RECORDS FOR THIS TASK
····················

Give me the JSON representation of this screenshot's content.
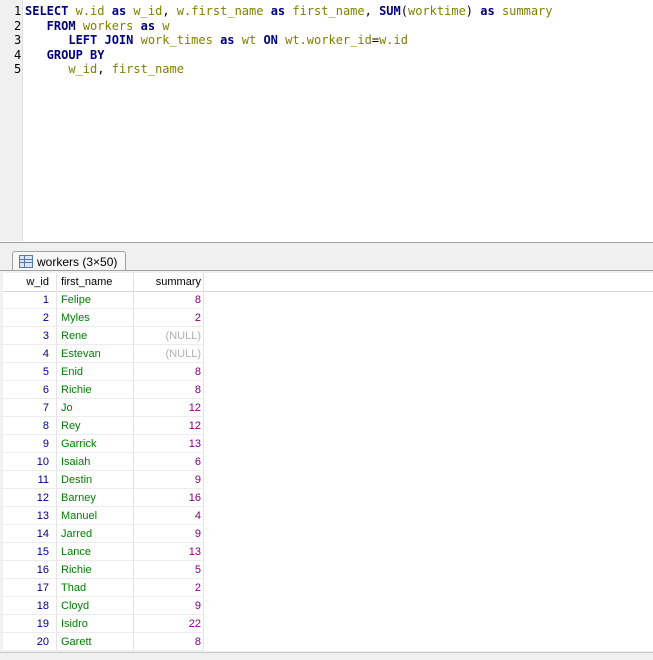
{
  "editor": {
    "line_numbers": [
      "1",
      "2",
      "3",
      "4",
      "5"
    ],
    "lines": [
      [
        {
          "t": "SELECT",
          "k": "kw"
        },
        {
          "t": " ",
          "k": "pl"
        },
        {
          "t": "w.id",
          "k": "id"
        },
        {
          "t": " as ",
          "k": "kw"
        },
        {
          "t": "w_id",
          "k": "id"
        },
        {
          "t": ", ",
          "k": "pl"
        },
        {
          "t": "w.first_name",
          "k": "id"
        },
        {
          "t": " as ",
          "k": "kw"
        },
        {
          "t": "first_name",
          "k": "id"
        },
        {
          "t": ", ",
          "k": "pl"
        },
        {
          "t": "SUM",
          "k": "kw"
        },
        {
          "t": "(",
          "k": "pl"
        },
        {
          "t": "worktime",
          "k": "id"
        },
        {
          "t": ")",
          "k": "pl"
        },
        {
          "t": " as ",
          "k": "kw"
        },
        {
          "t": "summary",
          "k": "id"
        }
      ],
      [
        {
          "t": "   FROM",
          "k": "kw"
        },
        {
          "t": " ",
          "k": "pl"
        },
        {
          "t": "workers",
          "k": "id"
        },
        {
          "t": " as ",
          "k": "kw"
        },
        {
          "t": "w",
          "k": "id"
        }
      ],
      [
        {
          "t": "      LEFT JOIN",
          "k": "kw"
        },
        {
          "t": " ",
          "k": "pl"
        },
        {
          "t": "work_times",
          "k": "id"
        },
        {
          "t": " as ",
          "k": "kw"
        },
        {
          "t": "wt",
          "k": "id"
        },
        {
          "t": " ON ",
          "k": "kw"
        },
        {
          "t": "wt.worker_id",
          "k": "id"
        },
        {
          "t": "=",
          "k": "op"
        },
        {
          "t": "w.id",
          "k": "id"
        }
      ],
      [
        {
          "t": "   GROUP BY",
          "k": "kw"
        }
      ],
      [
        {
          "t": "      ",
          "k": "pl"
        },
        {
          "t": "w_id",
          "k": "id"
        },
        {
          "t": ", ",
          "k": "pl"
        },
        {
          "t": "first_name",
          "k": "id"
        }
      ]
    ]
  },
  "result_tab": {
    "label": "workers (3×50)",
    "icon": "table-icon"
  },
  "grid": {
    "columns": [
      "w_id",
      "first_name",
      "summary"
    ],
    "rows": [
      [
        "1",
        "Felipe",
        "8"
      ],
      [
        "2",
        "Myles",
        "2"
      ],
      [
        "3",
        "Rene",
        "(NULL)"
      ],
      [
        "4",
        "Estevan",
        "(NULL)"
      ],
      [
        "5",
        "Enid",
        "8"
      ],
      [
        "6",
        "Richie",
        "8"
      ],
      [
        "7",
        "Jo",
        "12"
      ],
      [
        "8",
        "Rey",
        "12"
      ],
      [
        "9",
        "Garrick",
        "13"
      ],
      [
        "10",
        "Isaiah",
        "6"
      ],
      [
        "11",
        "Destin",
        "9"
      ],
      [
        "12",
        "Barney",
        "16"
      ],
      [
        "13",
        "Manuel",
        "4"
      ],
      [
        "14",
        "Jarred",
        "9"
      ],
      [
        "15",
        "Lance",
        "13"
      ],
      [
        "16",
        "Richie",
        "5"
      ],
      [
        "17",
        "Thad",
        "2"
      ],
      [
        "18",
        "Cloyd",
        "9"
      ],
      [
        "19",
        "Isidro",
        "22"
      ],
      [
        "20",
        "Garett",
        "8"
      ]
    ]
  },
  "colors": {
    "keyword": "#000080",
    "identifier": "#808000",
    "number": "#000080",
    "text_value": "#008000",
    "sum_value": "#800080",
    "null_value": "#b0b0b0"
  }
}
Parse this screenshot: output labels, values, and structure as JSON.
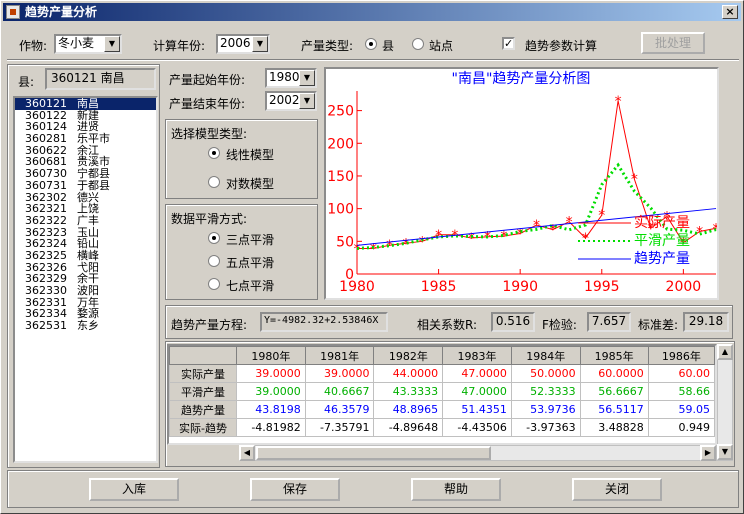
{
  "window": {
    "title": "趋势产量分析",
    "close_glyph": "×"
  },
  "toolbar": {
    "crop_label": "作物:",
    "crop_value": "冬小麦",
    "year_label": "计算年份:",
    "year_value": "2006",
    "type_label": "产量类型:",
    "type_county": "县",
    "type_station": "站点",
    "trend_param_label": "趋势参数计算",
    "trend_param_checked": "✓",
    "batch_label": "批处理"
  },
  "county": {
    "label": "县:",
    "current": "360121 南昌"
  },
  "county_list": [
    {
      "code": "360121",
      "name": "南昌",
      "selected": true
    },
    {
      "code": "360122",
      "name": "新建"
    },
    {
      "code": "360124",
      "name": "进贤"
    },
    {
      "code": "360281",
      "name": "乐平市"
    },
    {
      "code": "360622",
      "name": "余江"
    },
    {
      "code": "360681",
      "name": "贵溪市"
    },
    {
      "code": "360730",
      "name": "宁都县"
    },
    {
      "code": "360731",
      "name": "于都县"
    },
    {
      "code": "362302",
      "name": "德兴"
    },
    {
      "code": "362321",
      "name": "上饶"
    },
    {
      "code": "362322",
      "name": "广丰"
    },
    {
      "code": "362323",
      "name": "玉山"
    },
    {
      "code": "362324",
      "name": "铅山"
    },
    {
      "code": "362325",
      "name": "横峰"
    },
    {
      "code": "362326",
      "name": "弋阳"
    },
    {
      "code": "362329",
      "name": "余干"
    },
    {
      "code": "362330",
      "name": "波阳"
    },
    {
      "code": "362331",
      "name": "万年"
    },
    {
      "code": "362334",
      "name": "婺源"
    },
    {
      "code": "362531",
      "name": "东乡"
    }
  ],
  "params": {
    "start_label": "产量起始年份:",
    "start_value": "1980",
    "end_label": "产量结束年份:",
    "end_value": "2002",
    "model_label": "选择模型类型:",
    "model_linear": "线性模型",
    "model_log": "对数模型",
    "smooth_label": "数据平滑方式:",
    "smooth_3": "三点平滑",
    "smooth_5": "五点平滑",
    "smooth_7": "七点平滑"
  },
  "chart_data": {
    "type": "line",
    "title": "\"南昌\"趋势产量分析图",
    "x_ticks": [
      1980,
      1985,
      1990,
      1995,
      2000
    ],
    "y_ticks": [
      0,
      50,
      100,
      150,
      200,
      250
    ],
    "xlim": [
      1980,
      2002
    ],
    "ylim": [
      0,
      280
    ],
    "legend_position": "right",
    "grid": false,
    "series": [
      {
        "name": "实际产量",
        "color": "#ff0000",
        "style": "solid-star",
        "x": [
          1980,
          1981,
          1982,
          1983,
          1984,
          1985,
          1986,
          1987,
          1988,
          1989,
          1990,
          1991,
          1992,
          1993,
          1994,
          1995,
          1996,
          1997,
          1998,
          1999,
          2000,
          2001,
          2002
        ],
        "y": [
          39,
          39,
          44,
          47,
          50,
          60,
          60,
          55,
          57,
          58,
          62,
          75,
          68,
          80,
          55,
          90,
          265,
          145,
          70,
          88,
          48,
          65,
          70
        ]
      },
      {
        "name": "平滑产量",
        "color": "#00dd00",
        "style": "dotted",
        "x": [
          1980,
          1981,
          1982,
          1983,
          1984,
          1985,
          1986,
          1987,
          1988,
          1989,
          1990,
          1991,
          1992,
          1993,
          1994,
          1995,
          1996,
          1997,
          1998,
          1999,
          2000,
          2001,
          2002
        ],
        "y": [
          39,
          40.67,
          43.33,
          47,
          52.33,
          56.67,
          58.3,
          57.3,
          56.7,
          59,
          65,
          68.3,
          74.3,
          67.7,
          75,
          136.7,
          166.7,
          126.7,
          101,
          68.7,
          67,
          61,
          68
        ]
      },
      {
        "name": "趋势产量",
        "color": "#0000ff",
        "style": "solid",
        "x": [
          1980,
          2002
        ],
        "y": [
          43.82,
          100.12
        ]
      }
    ]
  },
  "equation": {
    "label": "趋势产量方程:",
    "value": "Y=-4982.32+2.53846X",
    "r_label": "相关系数R:",
    "r_value": "0.516",
    "f_label": "F检验:",
    "f_value": "7.657",
    "sd_label": "标准差:",
    "sd_value": "29.18"
  },
  "table": {
    "headers": [
      "1980年",
      "1981年",
      "1982年",
      "1983年",
      "1984年",
      "1985年",
      "1986年"
    ],
    "rows": [
      {
        "label": "实际产量",
        "color": "#ff0000",
        "values": [
          "39.0000",
          "39.0000",
          "44.0000",
          "47.0000",
          "50.0000",
          "60.0000",
          "60.00"
        ]
      },
      {
        "label": "平滑产量",
        "color": "#00b000",
        "values": [
          "39.0000",
          "40.6667",
          "43.3333",
          "47.0000",
          "52.3333",
          "56.6667",
          "58.66"
        ]
      },
      {
        "label": "趋势产量",
        "color": "#0000ff",
        "values": [
          "43.8198",
          "46.3579",
          "48.8965",
          "51.4351",
          "53.9736",
          "56.5117",
          "59.05"
        ]
      },
      {
        "label": "实际-趋势",
        "color": "#000000",
        "values": [
          "-4.81982",
          "-7.35791",
          "-4.89648",
          "-4.43506",
          "-3.97363",
          "3.48828",
          "0.949"
        ]
      }
    ]
  },
  "buttons": {
    "save_db": "入库",
    "save": "保存",
    "help": "帮助",
    "close": "关闭"
  }
}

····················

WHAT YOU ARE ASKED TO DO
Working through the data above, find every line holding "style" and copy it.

OUTPUT
        "style": "solid-star",
        "style": "dotted",
        "style": "solid",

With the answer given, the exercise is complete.